The CEO says when a bank operates in this particular manner, you avoid a lot of overheads that one would incur if he was to set up a fully-fledged Sharia compliant bank.
Secondly, you do not have to do a lot of infrastructure for it to be a separate entity.
However, he adds that one must convince his clients that he is not mixing the interest bearing part of his balance sheet with his Shariah compliant portfolio.
Munir says the introduction of these specialised products in the Kenyan banking industry no doubt comes with its fair share of challenges.
First, the Banking Act of Kenya requires banks to pay interest on savings accounts, as long as the minimum balance is maintained. This is contrary to Shariah law which strictly prohibits the payment of interest.
Secondly, as per the current CBK regulations, banks are mandated to collect tax from earnings of Islamic deposits, which is not an acceptable practice in other Islamic markets.
Finally, the model requires a more evolved legal and regulatory framework which could facilitate a quick rollout, either as a wholly owned subsidiary or a window.
However, the CEO noted that CBK is currently formulating policies and regulations to regulate the Shariah compliant products and therefore depart from the current practice of subjecting Shariah compliant banking to conventional banking regulations.
Going forward, the CEO says that he would like to see NBK’s Islamic Banking operation grow to its full potential by 2017.

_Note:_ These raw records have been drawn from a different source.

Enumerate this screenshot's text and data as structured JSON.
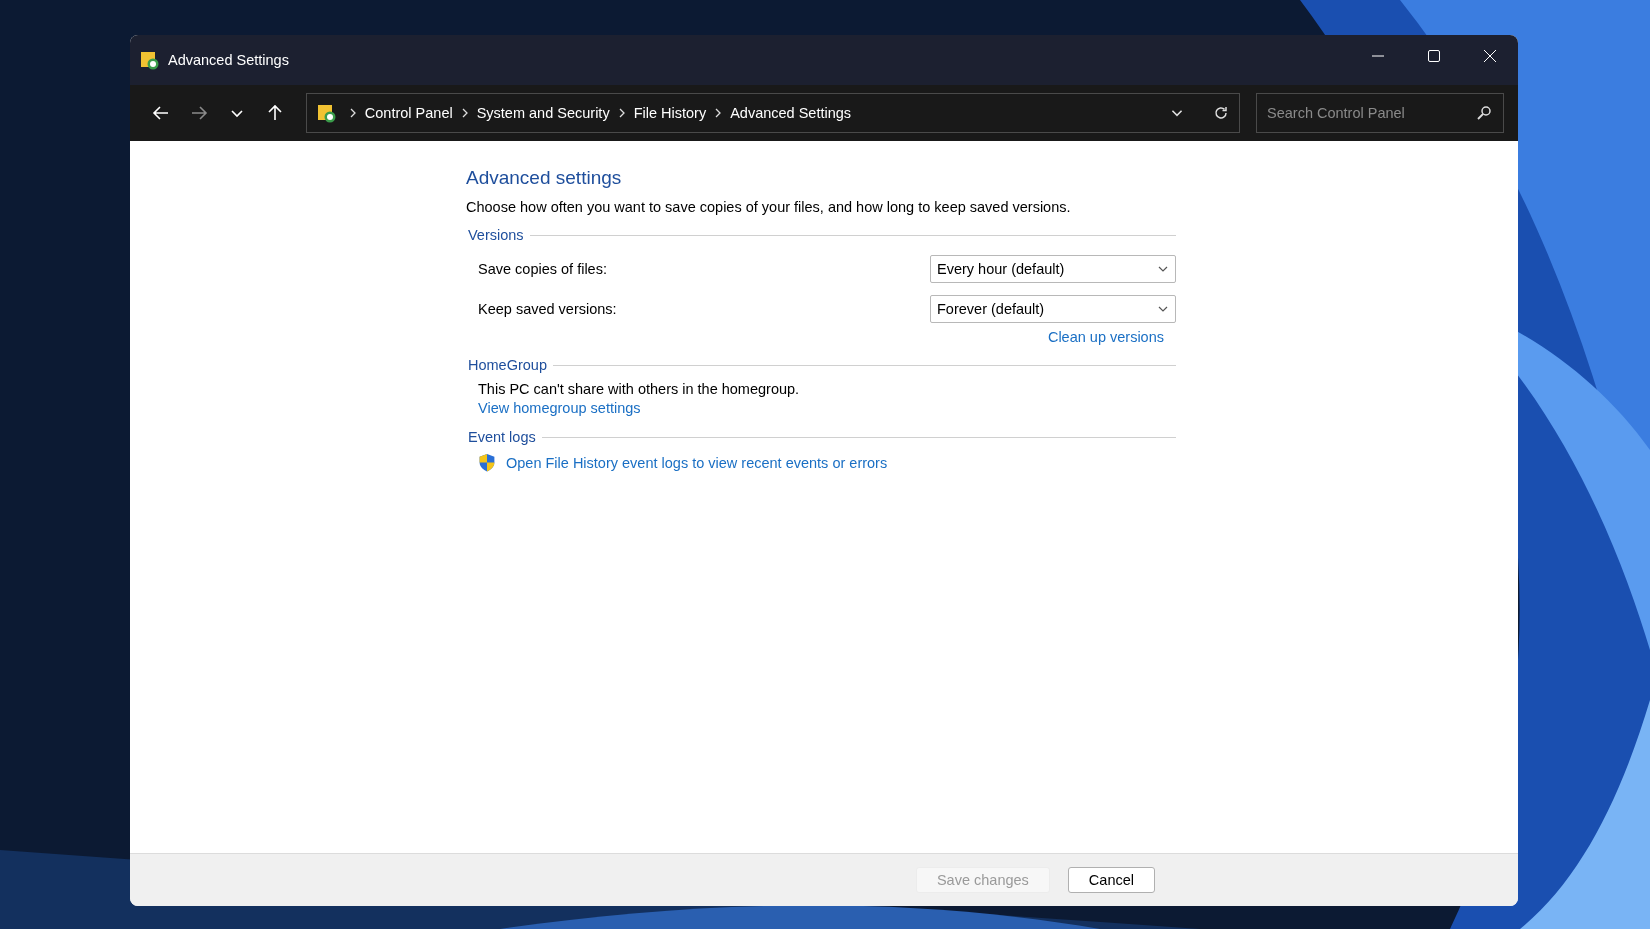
{
  "window": {
    "title": "Advanced Settings"
  },
  "nav": [
    {
      "kind": "back",
      "disabled": false
    },
    {
      "kind": "forward",
      "disabled": true
    },
    {
      "kind": "recent",
      "disabled": false
    },
    {
      "kind": "up",
      "disabled": false
    }
  ],
  "breadcrumbs": [
    "Control Panel",
    "System and Security",
    "File History",
    "Advanced Settings"
  ],
  "search": {
    "placeholder": "Search Control Panel"
  },
  "heading": "Advanced settings",
  "description": "Choose how often you want to save copies of your files, and how long to keep saved versions.",
  "sections": [
    {
      "title": "Versions",
      "rows": [
        {
          "label": "Save copies of files:",
          "value": "Every hour (default)"
        },
        {
          "label": "Keep saved versions:",
          "value": "Forever (default)"
        }
      ],
      "links": [
        {
          "label": "Clean up versions",
          "kind": "right"
        }
      ]
    },
    {
      "title": "HomeGroup",
      "text": "This PC can't share with others in the homegroup.",
      "links": [
        {
          "label": "View homegroup settings",
          "kind": "plain"
        }
      ]
    },
    {
      "title": "Event logs",
      "links": [
        {
          "label": "Open File History event logs to view recent events or errors",
          "kind": "shield"
        }
      ]
    }
  ],
  "buttons": [
    {
      "label": "Save changes",
      "disabled": true
    },
    {
      "label": "Cancel",
      "disabled": false
    }
  ]
}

“One of the biggest challenge facing banks in Kenya today is operating in a highly competitive environment of 43 banks. Each of the banks strives to get a share of the market. There is therefore the need to be a highly differentiated bank offering top notch services to get that piece. As National Bank targets to be a top tier bank in 2017, we have to go the extra mile to ensure as many as possible customers bank with us,” he says.
Munir joined the board of National Bank in August 2012. He holds a Masters of Business Administration (MBA) and Bachelor of Commerce (Hons) from the University of Nairobi. Prior to joining National Bank, Munir gained 16 years of experience working in senior positions in commercial banks across multiple geographies including Kenya, UK and South Africa.
He started his working career as an auditor with Price Waterhouse in 1990. He later moved to Esso Oil Company Ltd, Nairobi as a Financial and Planning Manager in 1993. In 1996, he moved into banking, joining Standard Chartered Bank (K) Ltd, Nairobi as a Manager, Business Finance, Strategy and Project Appraisals.
At Standard Chartered Bank, he served in different positions and regions as Manager Group Business Performance, Group Finance Division in London UK, ( Financial Controller) of Standard Chartered Kenya, Regional Head (African Finance Chartered Services), Chief Finance Officer (Consumer Bank Africa Region and Regional Head Business s Intelligence Unit), roles he served in London and Johannesburg for 5 years, Chief Finance Officer (South Africa), Director (Transaction Banking and Africa Regional Head-Kenya) and Head of Compliance and Assurance (East Africa).
He won the CEO of the Year at the Think Business Banking Awards 2014.